#### Activity
Among the entries below, please show each line that carries the word "this".

[Excerpts from an interface dataset]

--*--

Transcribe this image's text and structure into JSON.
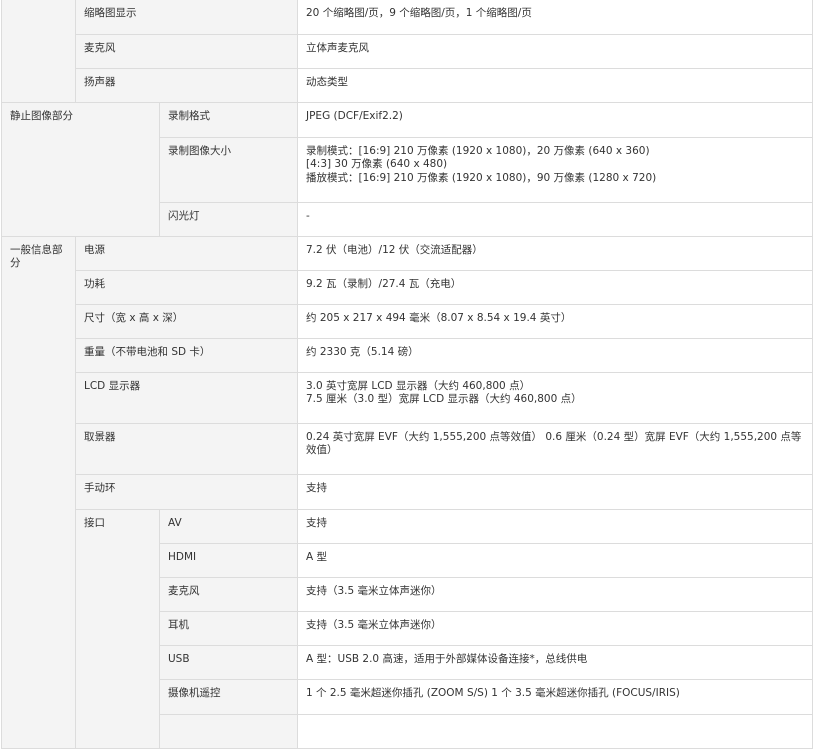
{
  "rows": {
    "thumbnail": {
      "label": "缩略图显示",
      "value": "20 个缩略图/页，9 个缩略图/页，1 个缩略图/页"
    },
    "microphone": {
      "label": "麦克风",
      "value": "立体声麦克风"
    },
    "speaker": {
      "label": "扬声器",
      "value": "动态类型"
    },
    "still_section": {
      "label": "静止图像部分"
    },
    "still_format": {
      "label": "录制格式",
      "value": "JPEG (DCF/Exif2.2)"
    },
    "still_size": {
      "label": "录制图像大小",
      "lines": [
        "录制模式：[16:9] 210 万像素 (1920 x 1080)，20 万像素 (640 x 360)",
        "[4:3] 30 万像素 (640 x 480)",
        "播放模式：[16:9] 210 万像素 (1920 x 1080)，90 万像素 (1280 x 720)"
      ]
    },
    "flash": {
      "label": "闪光灯",
      "value": "-"
    },
    "general_section": {
      "label": "一般信息部分"
    },
    "power": {
      "label": "电源",
      "value": "7.2 伏（电池）/12 伏（交流适配器）"
    },
    "consumption": {
      "label": "功耗",
      "value": "9.2 瓦（录制）/27.4 瓦（充电）"
    },
    "dimensions": {
      "label": "尺寸（宽 x 高 x 深）",
      "value": "约 205 x 217 x 494 毫米（8.07 x 8.54 x 19.4 英寸）"
    },
    "weight": {
      "label": "重量（不带电池和 SD 卡）",
      "value": "约 2330 克（5.14 磅）"
    },
    "lcd": {
      "label": "LCD 显示器",
      "lines": [
        "3.0 英寸宽屏 LCD 显示器（大约 460,800 点）",
        "7.5 厘米（3.0 型）宽屏 LCD 显示器（大约 460,800 点）"
      ]
    },
    "viewfinder": {
      "label": "取景器",
      "value": "0.24 英寸宽屏 EVF（大约 1,555,200 点等效值） 0.6 厘米（0.24 型）宽屏 EVF（大约 1,555,200 点等效值）"
    },
    "manual_ring": {
      "label": "手动环",
      "value": "支持"
    },
    "interface": {
      "label": "接口"
    },
    "av": {
      "label": "AV",
      "value": "支持"
    },
    "hdmi": {
      "label": "HDMI",
      "value": "A 型"
    },
    "mic_jack": {
      "label": "麦克风",
      "value": "支持（3.5 毫米立体声迷你）"
    },
    "headphone": {
      "label": "耳机",
      "value": "支持（3.5 毫米立体声迷你）"
    },
    "usb": {
      "label": "USB",
      "value": "A 型：USB 2.0 高速，适用于外部媒体设备连接*，总线供电"
    },
    "camera_remote": {
      "label": "摄像机遥控",
      "value": "1 个 2.5 毫米超迷你插孔 (ZOOM S/S) 1 个 3.5 毫米超迷你插孔 (FOCUS/IRIS)"
    }
  }
}
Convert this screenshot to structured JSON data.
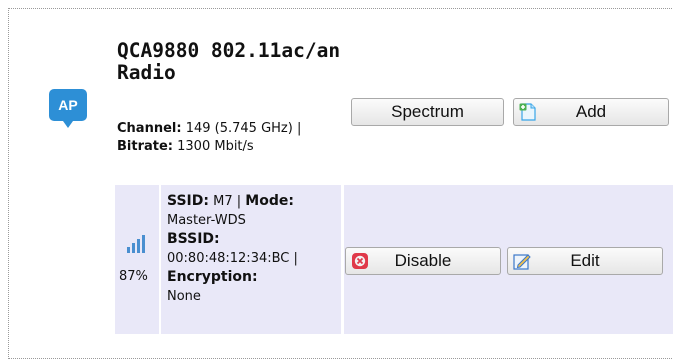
{
  "radio": {
    "badge": "AP",
    "title": "QCA9880 802.11ac/an Radio",
    "channel_label": "Channel:",
    "channel_value": "149 (5.745 GHz)",
    "separator": "|",
    "bitrate_label": "Bitrate:",
    "bitrate_value": "1300 Mbit/s"
  },
  "buttons": {
    "spectrum": "Spectrum",
    "add": "Add",
    "disable": "Disable",
    "edit": "Edit"
  },
  "network": {
    "signal_percent": "87%",
    "signal_level": 0.87,
    "ssid_label": "SSID:",
    "ssid_value": "M7",
    "mode_label": "Mode:",
    "mode_value": "Master-WDS",
    "bssid_label": "BSSID:",
    "bssid_value": "00:80:48:12:34:BC",
    "encryption_label": "Encryption:",
    "encryption_value": "None"
  },
  "colors": {
    "badge": "#2d8fd6",
    "row_bg": "#e9e8f8",
    "signal_bars": "#4a8fd0",
    "disable_icon": "#e0394a",
    "add_icon": "#38a5e8",
    "edit_icon": "#3b77c9"
  },
  "icons": {
    "ap": "access-point-icon",
    "signal": "signal-strength-icon",
    "add": "add-document-icon",
    "disable": "disable-icon",
    "edit": "edit-icon"
  }
}
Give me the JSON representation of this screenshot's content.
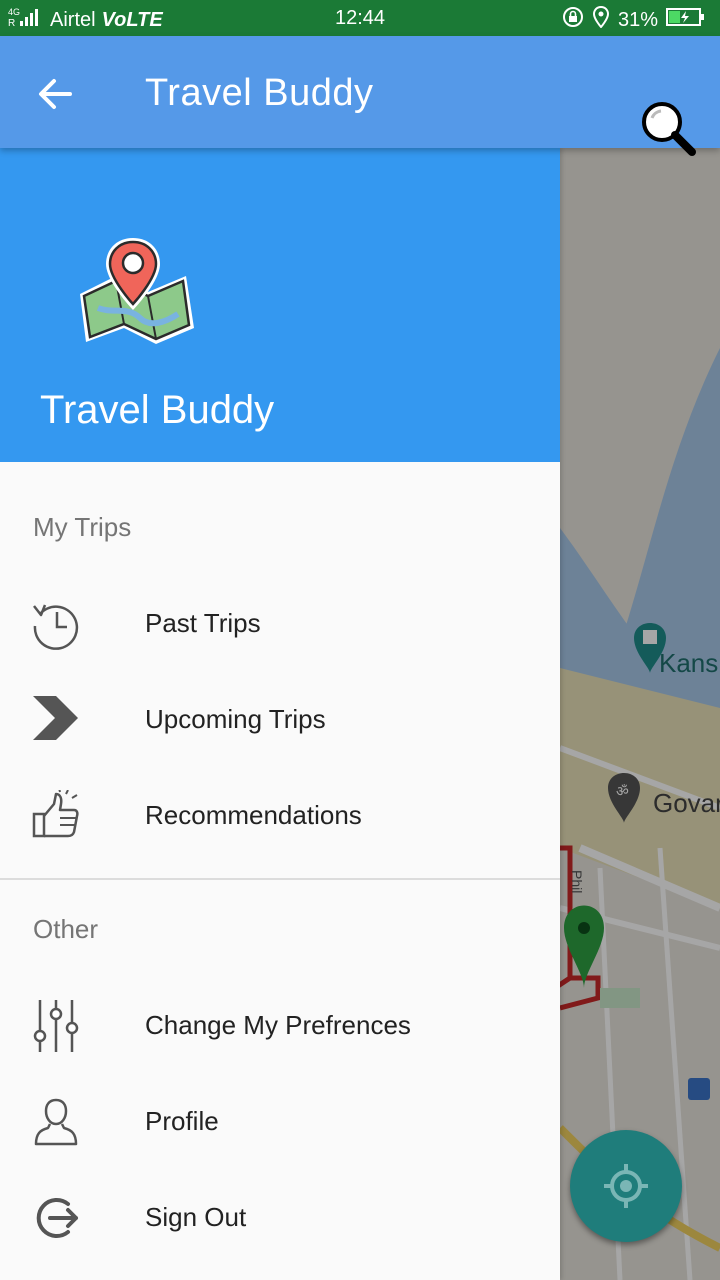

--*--

#### Written response
Transcribe this image's text and structure into JSON.
Convert this screenshot to structured JSON data.
Give me the JSON representation of this screenshot's content.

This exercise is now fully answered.